There are community gems throughout the rest of Houston, too! While in Houston, stop by the Museum District to check out one of 19 museums that cover everything from natural science to African American history. There are also plenty of urban parks, including downtown’s Discovery Green with weekly special events like “Yoga on the Green,” roller skating, and live musical performances. The Houston Zoo is award-winning and has over 6,000 animals that call it home. If you’re up for a little bit of a drive, then you definitely won’t want to miss Space Center Houston. A visit there will feel like it is out of this world (pun intended).

Bug (L) and Princess (R) at Space Center Houston in Houston, TX. Photo Credit: Montoya Hudson

When visiting Houston with your family, consider staying in the heart of Houston in this urban bungalow.

Juneteenth Means History

Fort Worth, TX, has a deep history tied to the Juneteenth holiday. The unique Texan landscape in the area gave birth to a population of Black cowboys who created their own unique holiday traditions. Annual events like Juneteenth rodeos, galas, and picnics were born in the Fort Worth area and continue even today.

The Miss Juneteenth pageant, an annual tradition granting African American girls scholarships for college, also started in Fort Worth. The pageant has an element of glitz and glamour, but at its center is education, a benefit that was denied to African Americans for generations.

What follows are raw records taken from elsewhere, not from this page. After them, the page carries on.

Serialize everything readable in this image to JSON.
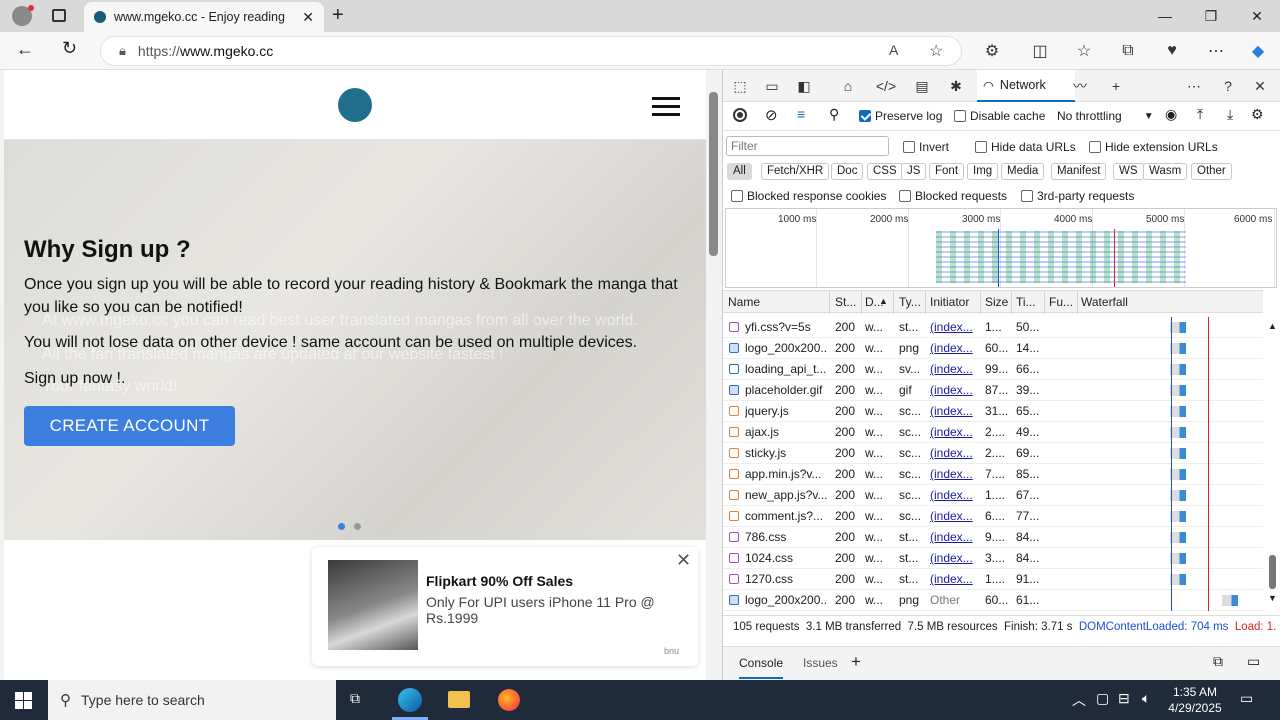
{
  "browser": {
    "tab_title": "www.mgeko.cc - Enjoy reading",
    "new_tab": "+",
    "url_prefix": "https://",
    "url_host": "www.mgeko.cc"
  },
  "site": {
    "hero": {
      "ghost1": "At www.mgeko.cc you can read best user translated mangas from all over the world.",
      "ghost2": "All the fan translated mangas are updated at our website fastest !",
      "ghost3": "Your fantasy world!",
      "heading": "Why Sign up ?",
      "p1": "Once you sign up you will be able to record your reading history & Bookmark the manga that you like so you can be notified!",
      "p2": "You will not lose data on other device ! same account can be used on multiple devices.",
      "p3": "Sign up now !.",
      "cta": "CREATE ACCOUNT"
    },
    "ad": {
      "title": "Flipkart 90% Off Sales",
      "text": "Only For UPI users iPhone 11 Pro @ Rs.1999",
      "brand": "bnu"
    }
  },
  "devtools": {
    "network_tab": "Network",
    "toolbar": {
      "preserve_log": "Preserve log",
      "disable_cache": "Disable cache",
      "throttling": "No throttling"
    },
    "filter": {
      "placeholder": "Filter",
      "invert": "Invert",
      "hide_data_urls": "Hide data URLs",
      "hide_extension_urls": "Hide extension URLs"
    },
    "types": [
      "All",
      "Fetch/XHR",
      "Doc",
      "CSS",
      "JS",
      "Font",
      "Img",
      "Media",
      "Manifest",
      "WS",
      "Wasm",
      "Other"
    ],
    "blocks": {
      "blocked_response_cookies": "Blocked response cookies",
      "blocked_requests": "Blocked requests",
      "third_party": "3rd-party requests"
    },
    "overview_ticks": [
      "1000 ms",
      "2000 ms",
      "3000 ms",
      "4000 ms",
      "5000 ms",
      "6000 ms"
    ],
    "columns": {
      "name": "Name",
      "status": "St...",
      "domain": "D...",
      "type": "Ty...",
      "initiator": "Initiator",
      "size": "Size",
      "time": "Ti...",
      "fulfilled": "Fu...",
      "waterfall": "Waterfall"
    },
    "rows": [
      {
        "name": "yfi.css?v=5s",
        "status": "200",
        "domain": "w...",
        "type": "st...",
        "initiator": "(index...",
        "size": "1...",
        "time": "50...",
        "icon": "css",
        "wf": 0.56
      },
      {
        "name": "logo_200x200...",
        "status": "200",
        "domain": "w...",
        "type": "png",
        "initiator": "(index...",
        "size": "60...",
        "time": "14...",
        "icon": "img",
        "wf": 0.56
      },
      {
        "name": "loading_api_t...",
        "status": "200",
        "domain": "w...",
        "type": "sv...",
        "initiator": "(index...",
        "size": "99...",
        "time": "66...",
        "icon": "svg",
        "wf": 0.56
      },
      {
        "name": "placeholder.gif",
        "status": "200",
        "domain": "w...",
        "type": "gif",
        "initiator": "(index...",
        "size": "87...",
        "time": "39...",
        "icon": "gif",
        "wf": 0.56
      },
      {
        "name": "jquery.js",
        "status": "200",
        "domain": "w...",
        "type": "sc...",
        "initiator": "(index...",
        "size": "31...",
        "time": "65...",
        "icon": "js",
        "wf": 0.56
      },
      {
        "name": "ajax.js",
        "status": "200",
        "domain": "w...",
        "type": "sc...",
        "initiator": "(index...",
        "size": "2....",
        "time": "49...",
        "icon": "js",
        "wf": 0.56
      },
      {
        "name": "sticky.js",
        "status": "200",
        "domain": "w...",
        "type": "sc...",
        "initiator": "(index...",
        "size": "2....",
        "time": "69...",
        "icon": "js",
        "wf": 0.56
      },
      {
        "name": "app.min.js?v...",
        "status": "200",
        "domain": "w...",
        "type": "sc...",
        "initiator": "(index...",
        "size": "7....",
        "time": "85...",
        "icon": "js",
        "wf": 0.56
      },
      {
        "name": "new_app.js?v...",
        "status": "200",
        "domain": "w...",
        "type": "sc...",
        "initiator": "(index...",
        "size": "1....",
        "time": "67...",
        "icon": "js",
        "wf": 0.56
      },
      {
        "name": "comment.js?...",
        "status": "200",
        "domain": "w...",
        "type": "sc...",
        "initiator": "(index...",
        "size": "6....",
        "time": "77...",
        "icon": "js",
        "wf": 0.56
      },
      {
        "name": "786.css",
        "status": "200",
        "domain": "w...",
        "type": "st...",
        "initiator": "(index...",
        "size": "9....",
        "time": "84...",
        "icon": "css",
        "wf": 0.56
      },
      {
        "name": "1024.css",
        "status": "200",
        "domain": "w...",
        "type": "st...",
        "initiator": "(index...",
        "size": "3....",
        "time": "84...",
        "icon": "css",
        "wf": 0.56
      },
      {
        "name": "1270.css",
        "status": "200",
        "domain": "w...",
        "type": "st...",
        "initiator": "(index...",
        "size": "1....",
        "time": "91...",
        "icon": "css",
        "wf": 0.56
      },
      {
        "name": "logo_200x200...",
        "status": "200",
        "domain": "w...",
        "type": "png",
        "initiator": "Other",
        "size": "60...",
        "time": "61...",
        "icon": "img",
        "wf": 0.85
      }
    ],
    "status": {
      "requests": "105 requests",
      "transferred": "3.1 MB transferred",
      "resources": "7.5 MB resources",
      "finish": "Finish: 3.71 s",
      "dom": "DOMContentLoaded: 704 ms",
      "load": "Load: 1."
    },
    "drawer": {
      "console": "Console",
      "issues": "Issues"
    }
  },
  "taskbar": {
    "search_placeholder": "Type here to search",
    "time": "1:35 AM",
    "date": "4/29/2025"
  },
  "colors": {
    "accent": "#0f6cbd",
    "cta": "#3c7de0",
    "dom_line": "#1b4fd4",
    "load_line": "#dd2222"
  }
}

The city is also home to Ms. Opal Lee, who at 94 years young, takes an annual 2.5-mile trek in hopes of making Juneteenth a national holiday. Each mile is in recognition of the length of time it took for Texas to receive news of its emancipation. Visitors are encouraged to join in either virtually or in person.

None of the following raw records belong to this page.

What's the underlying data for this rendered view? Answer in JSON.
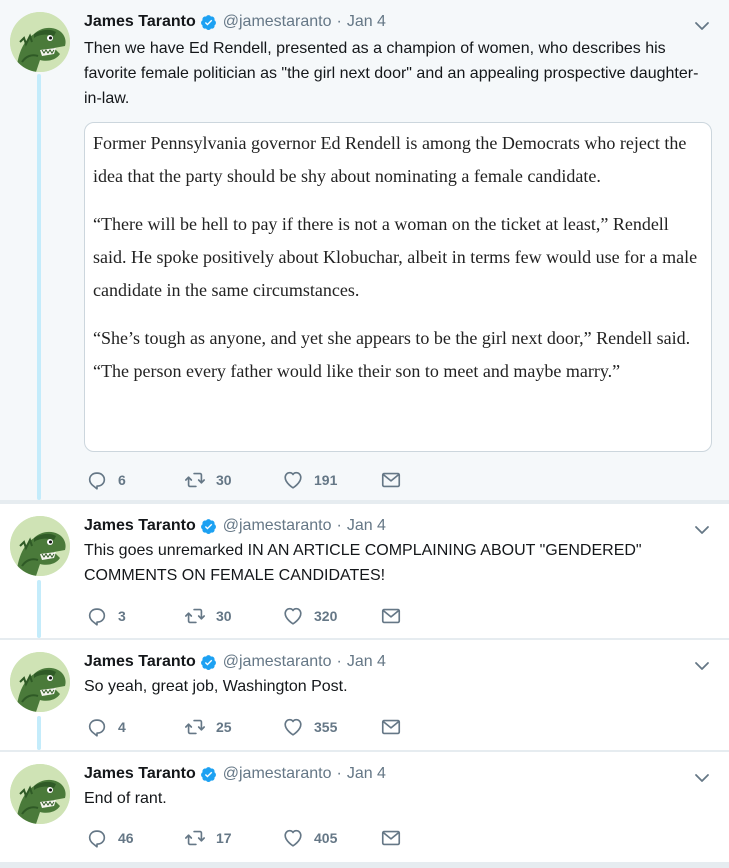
{
  "tweets": [
    {
      "name": "James Taranto",
      "handle": "@jamestaranto",
      "date": "Jan 4",
      "text": "Then we have Ed Rendell, presented as a champion of women, who describes his favorite female politician as \"the girl next door\" and an appealing prospective daughter-in-law.",
      "quote": [
        "Former Pennsylvania governor Ed Rendell is among the Democrats who reject the idea that the party should be shy about nominating a female candidate.",
        "“There will be hell to pay if there is not a woman on the ticket at least,” Rendell said. He spoke positively about Klobuchar, albeit in terms few would use for a male candidate in the same circumstances.",
        "“She’s tough as anyone, and yet she appears to be the girl next door,” Rendell said. “The person every father would like their son to meet and maybe marry.”"
      ],
      "replies": "6",
      "retweets": "30",
      "likes": "191"
    },
    {
      "name": "James Taranto",
      "handle": "@jamestaranto",
      "date": "Jan 4",
      "text": "This goes unremarked IN AN ARTICLE COMPLAINING ABOUT \"GENDERED\" COMMENTS ON FEMALE CANDIDATES!",
      "replies": "3",
      "retweets": "30",
      "likes": "320"
    },
    {
      "name": "James Taranto",
      "handle": "@jamestaranto",
      "date": "Jan 4",
      "text": "So yeah, great job, Washington Post.",
      "replies": "4",
      "retweets": "25",
      "likes": "355"
    },
    {
      "name": "James Taranto",
      "handle": "@jamestaranto",
      "date": "Jan 4",
      "text": "End of rant.",
      "replies": "46",
      "retweets": "17",
      "likes": "405"
    }
  ],
  "icons": {
    "reply": "reply-icon",
    "retweet": "retweet-icon",
    "like": "heart-icon",
    "dm": "mail-icon",
    "verified": "verified-badge-icon",
    "caret": "chevron-down-icon"
  },
  "colors": {
    "verified": "#1da1f2",
    "thread_line": "#c4ecfb",
    "muted": "#657786"
  }
}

Fort Worth is chock-full of other activities for families as well. If you and the family are history buffs (and even if you aren’t), you’ll definitely want to visit the Fort Worth Stockyards, where you can watch reenactments of the lives of western cowboys. They even herd cattle right through the historic district on the weekends. The Fort Worth Zoo has been voted one of the best zoos in the nation several times. The city is also home to several world-class museums, parks, and gardens.

Fully embrace the rugged country landscape that is Fort Worth with a stay at this modern farmhouse near downtown.

Juneteenth is rightfully an important event to the entire country. The end of slavery permanently changed the landscape of this country’s history and should be a marked holiday for everyone. But while Juneteenth may not be just a “Texas thing,” no other area has roots for the holiday quite as deep. A visit to any of these three cities is guaranteed to be an educational, one-of-a-kind experience.

You can follow Montoya’s adventures with her family on Instagram @thespringbreakfamily or on their website https://www.thespringbreakfamily.com.